* [WHAT IS REQUIRED]:
In the entries below, the word "Invoices" appears on some lines. Copy each of those lines.

##### DATA EXTRACTS

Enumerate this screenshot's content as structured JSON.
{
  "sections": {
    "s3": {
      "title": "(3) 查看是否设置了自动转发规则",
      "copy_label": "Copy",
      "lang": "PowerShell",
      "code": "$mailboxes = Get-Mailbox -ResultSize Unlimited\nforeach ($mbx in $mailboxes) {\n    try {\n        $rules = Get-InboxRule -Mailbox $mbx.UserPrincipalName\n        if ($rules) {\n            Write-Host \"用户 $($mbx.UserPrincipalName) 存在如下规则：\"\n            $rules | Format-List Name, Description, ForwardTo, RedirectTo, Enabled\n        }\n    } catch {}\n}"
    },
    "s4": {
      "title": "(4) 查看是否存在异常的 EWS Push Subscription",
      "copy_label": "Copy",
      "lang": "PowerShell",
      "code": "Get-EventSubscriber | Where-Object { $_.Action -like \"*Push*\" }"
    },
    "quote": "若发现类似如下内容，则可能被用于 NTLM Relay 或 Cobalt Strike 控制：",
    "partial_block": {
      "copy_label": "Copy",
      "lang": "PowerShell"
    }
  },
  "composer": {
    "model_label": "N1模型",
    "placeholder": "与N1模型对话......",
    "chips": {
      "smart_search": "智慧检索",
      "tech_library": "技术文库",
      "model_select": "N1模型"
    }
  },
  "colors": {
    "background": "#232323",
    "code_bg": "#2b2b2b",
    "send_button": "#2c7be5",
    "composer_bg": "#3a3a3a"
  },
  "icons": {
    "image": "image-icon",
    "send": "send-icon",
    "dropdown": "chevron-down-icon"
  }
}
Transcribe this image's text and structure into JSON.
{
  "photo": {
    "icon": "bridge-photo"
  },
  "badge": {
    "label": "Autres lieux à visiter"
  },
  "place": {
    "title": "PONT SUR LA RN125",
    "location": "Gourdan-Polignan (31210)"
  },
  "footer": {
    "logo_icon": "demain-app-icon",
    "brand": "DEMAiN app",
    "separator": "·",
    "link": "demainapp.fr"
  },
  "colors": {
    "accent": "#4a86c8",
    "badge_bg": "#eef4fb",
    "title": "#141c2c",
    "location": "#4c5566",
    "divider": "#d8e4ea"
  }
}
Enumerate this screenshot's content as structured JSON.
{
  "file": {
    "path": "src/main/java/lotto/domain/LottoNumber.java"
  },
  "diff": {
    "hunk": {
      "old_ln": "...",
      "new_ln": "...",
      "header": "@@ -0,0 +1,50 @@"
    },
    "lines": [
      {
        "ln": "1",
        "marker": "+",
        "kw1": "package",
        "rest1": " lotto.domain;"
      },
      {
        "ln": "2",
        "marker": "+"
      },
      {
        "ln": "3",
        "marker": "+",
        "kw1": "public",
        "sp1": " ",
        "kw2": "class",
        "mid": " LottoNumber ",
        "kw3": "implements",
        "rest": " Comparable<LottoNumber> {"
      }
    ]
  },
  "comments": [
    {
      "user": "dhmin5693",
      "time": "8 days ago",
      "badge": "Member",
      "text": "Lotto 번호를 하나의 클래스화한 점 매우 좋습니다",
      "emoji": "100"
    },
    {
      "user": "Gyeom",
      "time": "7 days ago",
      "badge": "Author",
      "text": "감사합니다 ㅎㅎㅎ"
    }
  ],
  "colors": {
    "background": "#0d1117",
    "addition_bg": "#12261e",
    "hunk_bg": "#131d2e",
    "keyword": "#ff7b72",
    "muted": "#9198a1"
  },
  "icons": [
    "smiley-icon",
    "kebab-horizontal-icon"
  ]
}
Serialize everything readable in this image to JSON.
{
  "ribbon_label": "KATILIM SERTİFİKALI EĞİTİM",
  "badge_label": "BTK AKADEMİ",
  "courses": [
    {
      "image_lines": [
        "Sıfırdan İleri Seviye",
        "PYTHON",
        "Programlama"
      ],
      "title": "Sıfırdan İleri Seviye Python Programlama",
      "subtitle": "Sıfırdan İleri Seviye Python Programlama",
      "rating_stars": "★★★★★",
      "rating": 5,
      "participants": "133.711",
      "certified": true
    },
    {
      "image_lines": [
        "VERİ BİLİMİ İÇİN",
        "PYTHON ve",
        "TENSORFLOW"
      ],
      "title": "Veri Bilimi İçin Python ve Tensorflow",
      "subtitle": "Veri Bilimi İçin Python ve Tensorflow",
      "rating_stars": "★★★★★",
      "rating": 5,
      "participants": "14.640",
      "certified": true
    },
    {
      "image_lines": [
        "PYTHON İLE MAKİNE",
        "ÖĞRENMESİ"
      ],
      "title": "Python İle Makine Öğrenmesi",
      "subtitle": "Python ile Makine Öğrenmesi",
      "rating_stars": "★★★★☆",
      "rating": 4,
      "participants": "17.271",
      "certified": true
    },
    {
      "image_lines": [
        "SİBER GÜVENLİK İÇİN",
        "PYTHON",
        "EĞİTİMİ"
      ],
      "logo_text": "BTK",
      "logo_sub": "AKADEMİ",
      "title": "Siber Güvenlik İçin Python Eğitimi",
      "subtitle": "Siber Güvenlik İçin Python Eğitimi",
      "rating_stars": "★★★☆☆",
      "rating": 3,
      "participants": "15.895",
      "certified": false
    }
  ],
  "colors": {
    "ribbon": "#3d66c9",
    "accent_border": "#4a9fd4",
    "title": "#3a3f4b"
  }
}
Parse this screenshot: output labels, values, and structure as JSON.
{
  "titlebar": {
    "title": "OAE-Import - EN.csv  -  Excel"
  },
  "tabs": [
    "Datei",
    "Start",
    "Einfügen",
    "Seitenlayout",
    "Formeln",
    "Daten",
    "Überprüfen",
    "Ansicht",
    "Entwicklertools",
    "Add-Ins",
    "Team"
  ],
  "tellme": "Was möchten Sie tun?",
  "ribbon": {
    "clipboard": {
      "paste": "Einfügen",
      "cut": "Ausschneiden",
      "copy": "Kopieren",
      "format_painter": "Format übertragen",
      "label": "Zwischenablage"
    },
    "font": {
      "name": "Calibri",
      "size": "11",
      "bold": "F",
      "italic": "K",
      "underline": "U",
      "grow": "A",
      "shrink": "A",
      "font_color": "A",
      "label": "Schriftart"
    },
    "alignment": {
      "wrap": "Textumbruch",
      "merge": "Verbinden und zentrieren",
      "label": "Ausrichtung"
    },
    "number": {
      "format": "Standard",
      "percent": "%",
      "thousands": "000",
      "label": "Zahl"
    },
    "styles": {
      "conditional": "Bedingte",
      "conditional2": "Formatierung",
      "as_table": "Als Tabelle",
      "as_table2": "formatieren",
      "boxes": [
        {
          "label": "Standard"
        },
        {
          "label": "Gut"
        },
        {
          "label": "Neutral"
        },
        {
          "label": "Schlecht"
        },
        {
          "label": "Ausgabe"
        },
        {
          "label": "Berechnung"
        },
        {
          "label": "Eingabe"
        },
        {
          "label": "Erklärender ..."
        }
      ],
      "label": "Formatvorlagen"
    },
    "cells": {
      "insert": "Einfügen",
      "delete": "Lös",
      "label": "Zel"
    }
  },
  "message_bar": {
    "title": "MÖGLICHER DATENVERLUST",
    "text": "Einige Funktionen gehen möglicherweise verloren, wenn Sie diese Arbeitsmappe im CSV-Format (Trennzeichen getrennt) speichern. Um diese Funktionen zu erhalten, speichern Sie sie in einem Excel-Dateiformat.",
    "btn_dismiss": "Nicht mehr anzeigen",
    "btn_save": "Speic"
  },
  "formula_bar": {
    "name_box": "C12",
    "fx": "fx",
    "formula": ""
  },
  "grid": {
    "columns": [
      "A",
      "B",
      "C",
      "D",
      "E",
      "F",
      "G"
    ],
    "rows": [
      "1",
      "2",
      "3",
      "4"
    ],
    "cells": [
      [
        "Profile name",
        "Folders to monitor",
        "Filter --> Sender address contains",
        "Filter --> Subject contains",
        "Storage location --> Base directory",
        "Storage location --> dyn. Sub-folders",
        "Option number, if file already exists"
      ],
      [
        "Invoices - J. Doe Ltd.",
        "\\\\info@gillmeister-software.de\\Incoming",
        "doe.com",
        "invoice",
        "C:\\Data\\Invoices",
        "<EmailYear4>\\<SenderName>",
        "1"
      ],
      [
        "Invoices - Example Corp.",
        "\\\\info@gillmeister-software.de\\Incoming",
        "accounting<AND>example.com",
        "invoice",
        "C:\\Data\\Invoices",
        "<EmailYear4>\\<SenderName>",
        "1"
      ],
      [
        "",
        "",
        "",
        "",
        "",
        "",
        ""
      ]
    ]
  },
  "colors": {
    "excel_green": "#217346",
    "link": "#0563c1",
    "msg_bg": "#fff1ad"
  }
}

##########

* [ANSWER FOR THE TASK]:
        "Invoices - J. Doe Ltd.",
        "C:\\Data\\Invoices",
        "Invoices - Example Corp.",
        "C:\\Data\\Invoices",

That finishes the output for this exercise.